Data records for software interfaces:
* * *
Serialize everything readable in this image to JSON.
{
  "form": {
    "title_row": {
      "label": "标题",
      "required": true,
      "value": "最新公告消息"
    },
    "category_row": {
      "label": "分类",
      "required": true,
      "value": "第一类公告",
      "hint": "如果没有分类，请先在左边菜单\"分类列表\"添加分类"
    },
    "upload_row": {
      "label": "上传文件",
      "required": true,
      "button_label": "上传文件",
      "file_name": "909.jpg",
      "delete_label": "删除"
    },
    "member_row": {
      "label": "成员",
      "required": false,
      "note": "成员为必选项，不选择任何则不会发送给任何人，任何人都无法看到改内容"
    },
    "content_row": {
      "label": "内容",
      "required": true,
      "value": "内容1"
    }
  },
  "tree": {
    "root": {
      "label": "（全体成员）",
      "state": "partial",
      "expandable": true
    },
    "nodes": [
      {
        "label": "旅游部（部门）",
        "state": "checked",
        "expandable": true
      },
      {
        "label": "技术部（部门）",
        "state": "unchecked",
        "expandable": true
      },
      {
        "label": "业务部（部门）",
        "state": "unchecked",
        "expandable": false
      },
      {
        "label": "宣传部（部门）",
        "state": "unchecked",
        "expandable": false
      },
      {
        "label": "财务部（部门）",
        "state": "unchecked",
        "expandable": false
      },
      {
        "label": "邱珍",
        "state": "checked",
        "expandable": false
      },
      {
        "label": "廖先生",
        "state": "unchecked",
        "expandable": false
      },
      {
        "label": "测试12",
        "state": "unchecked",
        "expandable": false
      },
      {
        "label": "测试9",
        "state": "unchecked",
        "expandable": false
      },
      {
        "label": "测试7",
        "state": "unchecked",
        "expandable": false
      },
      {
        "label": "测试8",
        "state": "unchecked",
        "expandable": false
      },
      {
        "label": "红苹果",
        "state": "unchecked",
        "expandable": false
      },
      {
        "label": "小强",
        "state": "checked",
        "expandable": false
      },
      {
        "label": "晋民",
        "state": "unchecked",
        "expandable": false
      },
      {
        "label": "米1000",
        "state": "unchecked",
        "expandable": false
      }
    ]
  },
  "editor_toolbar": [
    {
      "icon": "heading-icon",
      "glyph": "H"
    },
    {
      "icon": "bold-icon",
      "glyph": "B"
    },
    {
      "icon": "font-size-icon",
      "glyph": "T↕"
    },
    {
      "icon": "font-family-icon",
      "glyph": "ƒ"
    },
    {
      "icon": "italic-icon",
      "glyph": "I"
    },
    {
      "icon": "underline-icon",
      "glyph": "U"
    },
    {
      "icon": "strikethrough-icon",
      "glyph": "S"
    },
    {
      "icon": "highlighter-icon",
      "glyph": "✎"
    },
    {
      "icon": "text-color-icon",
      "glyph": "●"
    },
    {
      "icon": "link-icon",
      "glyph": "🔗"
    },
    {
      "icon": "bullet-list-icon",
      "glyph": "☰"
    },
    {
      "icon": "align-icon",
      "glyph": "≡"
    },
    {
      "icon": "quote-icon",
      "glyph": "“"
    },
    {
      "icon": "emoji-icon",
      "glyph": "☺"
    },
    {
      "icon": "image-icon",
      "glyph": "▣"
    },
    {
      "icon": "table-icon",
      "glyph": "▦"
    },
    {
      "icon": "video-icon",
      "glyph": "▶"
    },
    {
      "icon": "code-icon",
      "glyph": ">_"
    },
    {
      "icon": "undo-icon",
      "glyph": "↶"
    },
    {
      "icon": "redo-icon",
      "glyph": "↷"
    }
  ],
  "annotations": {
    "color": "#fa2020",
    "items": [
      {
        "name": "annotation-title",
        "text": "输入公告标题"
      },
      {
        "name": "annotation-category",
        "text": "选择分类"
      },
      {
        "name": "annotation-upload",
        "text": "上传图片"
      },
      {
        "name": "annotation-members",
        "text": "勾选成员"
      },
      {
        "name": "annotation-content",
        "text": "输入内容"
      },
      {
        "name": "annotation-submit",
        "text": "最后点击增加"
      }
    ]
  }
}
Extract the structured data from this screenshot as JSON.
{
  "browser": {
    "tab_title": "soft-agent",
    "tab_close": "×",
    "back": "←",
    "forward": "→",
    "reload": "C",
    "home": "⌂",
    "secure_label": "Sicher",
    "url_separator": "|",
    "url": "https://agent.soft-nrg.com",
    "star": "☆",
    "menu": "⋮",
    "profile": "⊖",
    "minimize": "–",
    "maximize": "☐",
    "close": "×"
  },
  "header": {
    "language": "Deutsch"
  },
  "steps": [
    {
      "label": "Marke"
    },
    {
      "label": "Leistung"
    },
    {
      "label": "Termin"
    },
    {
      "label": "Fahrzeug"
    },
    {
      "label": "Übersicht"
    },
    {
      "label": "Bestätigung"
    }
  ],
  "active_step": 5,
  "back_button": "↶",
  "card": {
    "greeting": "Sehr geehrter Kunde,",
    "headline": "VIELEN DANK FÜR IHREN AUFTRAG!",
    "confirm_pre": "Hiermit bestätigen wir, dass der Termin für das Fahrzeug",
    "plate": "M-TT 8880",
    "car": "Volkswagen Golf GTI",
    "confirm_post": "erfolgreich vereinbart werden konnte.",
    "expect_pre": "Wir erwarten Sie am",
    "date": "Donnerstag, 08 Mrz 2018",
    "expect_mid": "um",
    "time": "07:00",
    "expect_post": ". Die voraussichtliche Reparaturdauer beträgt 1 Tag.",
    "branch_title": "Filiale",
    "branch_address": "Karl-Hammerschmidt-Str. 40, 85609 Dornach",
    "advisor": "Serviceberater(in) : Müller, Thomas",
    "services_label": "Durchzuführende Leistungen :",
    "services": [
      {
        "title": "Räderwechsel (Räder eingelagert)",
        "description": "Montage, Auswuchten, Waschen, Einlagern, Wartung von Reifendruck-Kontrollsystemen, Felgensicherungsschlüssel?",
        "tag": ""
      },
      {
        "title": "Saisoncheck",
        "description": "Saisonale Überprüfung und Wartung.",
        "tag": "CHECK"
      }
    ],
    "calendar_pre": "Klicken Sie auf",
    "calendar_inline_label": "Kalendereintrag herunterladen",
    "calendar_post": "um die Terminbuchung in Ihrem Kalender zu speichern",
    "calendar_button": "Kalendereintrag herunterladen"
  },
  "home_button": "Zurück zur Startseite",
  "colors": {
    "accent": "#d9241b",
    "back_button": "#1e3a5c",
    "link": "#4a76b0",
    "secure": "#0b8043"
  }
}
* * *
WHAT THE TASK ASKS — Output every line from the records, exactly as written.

OUTPUT OF THE TASK —
Serialize everything readable in this image to JSON.
{
  "form": {
    "title_row": {
      "label": "标题",
      "required": true,
      "value": "最新公告消息"
    },
    "category_row": {
      "label": "分类",
      "required": true,
      "value": "第一类公告",
      "hint": "如果没有分类，请先在左边菜单\"分类列表\"添加分类"
    },
    "upload_row": {
      "label": "上传文件",
      "required": true,
      "button_label": "上传文件",
      "file_name": "909.jpg",
      "delete_label": "删除"
    },
    "member_row": {
      "label": "成员",
      "required": false,
      "note": "成员为必选项，不选择任何则不会发送给任何人，任何人都无法看到改内容"
    },
    "content_row": {
      "label": "内容",
      "required": true,
      "value": "内容1"
    }
  },
  "tree": {
    "root": {
      "label": "（全体成员）",
      "state": "partial",
      "expandable": true
    },
    "nodes": [
      {
        "label": "旅游部（部门）",
        "state": "checked",
        "expandable": true
      },
      {
        "label": "技术部（部门）",
        "state": "unchecked",
        "expandable": true
      },
      {
        "label": "业务部（部门）",
        "state": "unchecked",
        "expandable": false
      },
      {
        "label": "宣传部（部门）",
        "state": "unchecked",
        "expandable": false
      },
      {
        "label": "财务部（部门）",
        "state": "unchecked",
        "expandable": false
      },
      {
        "label": "邱珍",
        "state": "checked",
        "expandable": false
      },
      {
        "label": "廖先生",
        "state": "unchecked",
        "expandable": false
      },
      {
        "label": "测试12",
        "state": "unchecked",
        "expandable": false
      },
      {
        "label": "测试9",
        "state": "unchecked",
        "expandable": false
      },
      {
        "label": "测试7",
        "state": "unchecked",
        "expandable": false
      },
      {
        "label": "测试8",
        "state": "unchecked",
        "expandable": false
      },
      {
        "label": "红苹果",
        "state": "unchecked",
        "expandable": false
      },
      {
        "label": "小强",
        "state": "checked",
        "expandable": false
      },
      {
        "label": "晋民",
        "state": "unchecked",
        "expandable": false
      },
      {
        "label": "米1000",
        "state": "unchecked",
        "expandable": false
      }
    ]
  },
  "editor_toolbar": [
    {
      "icon": "heading-icon",
      "glyph": "H"
    },
    {
      "icon": "bold-icon",
      "glyph": "B"
    },
    {
      "icon": "font-size-icon",
      "glyph": "T↕"
    },
    {
      "icon": "font-family-icon",
      "glyph": "ƒ"
    },
    {
      "icon": "italic-icon",
      "glyph": "I"
    },
    {
      "icon": "underline-icon",
      "glyph": "U"
    },
    {
      "icon": "strikethrough-icon",
      "glyph": "S"
    },
    {
      "icon": "highlighter-icon",
      "glyph": "✎"
    },
    {
      "icon": "text-color-icon",
      "glyph": "●"
    },
    {
      "icon": "link-icon",
      "glyph": "🔗"
    },
    {
      "icon": "bullet-list-icon",
      "glyph": "☰"
    },
    {
      "icon": "align-icon",
      "glyph": "≡"
    },
    {
      "icon": "quote-icon",
      "glyph": "“"
    },
    {
      "icon": "emoji-icon",
      "glyph": "☺"
    },
    {
      "icon": "image-icon",
      "glyph": "▣"
    },
    {
      "icon": "table-icon",
      "glyph": "▦"
    },
    {
      "icon": "video-icon",
      "glyph": "▶"
    },
    {
      "icon": "code-icon",
      "glyph": ">_"
    },
    {
      "icon": "undo-icon",
      "glyph": "↶"
    },
    {
      "icon": "redo-icon",
      "glyph": "↷"
    }
  ],
  "annotations": {
    "color": "#fa2020",
    "items": [
      {
        "name": "annotation-title",
        "text": "输入公告标题"
      },
      {
        "name": "annotation-category",
        "text": "选择分类"
      },
      {
        "name": "annotation-upload",
        "text": "上传图片"
      },
      {
        "name": "annotation-members",
        "text": "勾选成员"
      },
      {
        "name": "annotation-content",
        "text": "输入内容"
      },
      {
        "name": "annotation-submit",
        "text": "最后点击增加"
      }
    ]
  }
}
Extract the structured data from this screenshot as JSON.
{
  "browser": {
    "tab_title": "soft-agent",
    "tab_close": "×",
    "back": "←",
    "forward": "→",
    "reload": "C",
    "home": "⌂",
    "secure_label": "Sicher",
    "url_separator": "|",
    "url": "https://agent.soft-nrg.com",
    "star": "☆",
    "menu": "⋮",
    "profile": "⊖",
    "minimize": "–",
    "maximize": "☐",
    "close": "×"
  },
  "header": {
    "language": "Deutsch"
  },
  "steps": [
    {
      "label": "Marke"
    },
    {
      "label": "Leistung"
    },
    {
      "label": "Termin"
    },
    {
      "label": "Fahrzeug"
    },
    {
      "label": "Übersicht"
    },
    {
      "label": "Bestätigung"
    }
  ],
  "active_step": 5,
  "back_button": "↶",
  "card": {
    "greeting": "Sehr geehrter Kunde,",
    "headline": "VIELEN DANK FÜR IHREN AUFTRAG!",
    "confirm_pre": "Hiermit bestätigen wir, dass der Termin für das Fahrzeug",
    "plate": "M-TT 8880",
    "car": "Volkswagen Golf GTI",
    "confirm_post": "erfolgreich vereinbart werden konnte.",
    "expect_pre": "Wir erwarten Sie am",
    "date": "Donnerstag, 08 Mrz 2018",
    "expect_mid": "um",
    "time": "07:00",
    "expect_post": ". Die voraussichtliche Reparaturdauer beträgt 1 Tag.",
    "branch_title": "Filiale",
    "branch_address": "Karl-Hammerschmidt-Str. 40, 85609 Dornach",
    "advisor": "Serviceberater(in) : Müller, Thomas",
    "services_label": "Durchzuführende Leistungen :",
    "services": [
      {
        "title": "Räderwechsel (Räder eingelagert)",
        "description": "Montage, Auswuchten, Waschen, Einlagern, Wartung von Reifendruck-Kontrollsystemen, Felgensicherungsschlüssel?",
        "tag": ""
      },
      {
        "title": "Saisoncheck",
        "description": "Saisonale Überprüfung und Wartung.",
        "tag": "CHECK"
      }
    ],
    "calendar_pre": "Klicken Sie auf",
    "calendar_inline_label": "Kalendereintrag herunterladen",
    "calendar_post": "um die Terminbuchung in Ihrem Kalender zu speichern",
    "calendar_button": "Kalendereintrag herunterladen"
  },
  "home_button": "Zurück zur Startseite",
  "colors": {
    "accent": "#d9241b",
    "back_button": "#1e3a5c",
    "link": "#4a76b0",
    "secure": "#0b8043"
  }
}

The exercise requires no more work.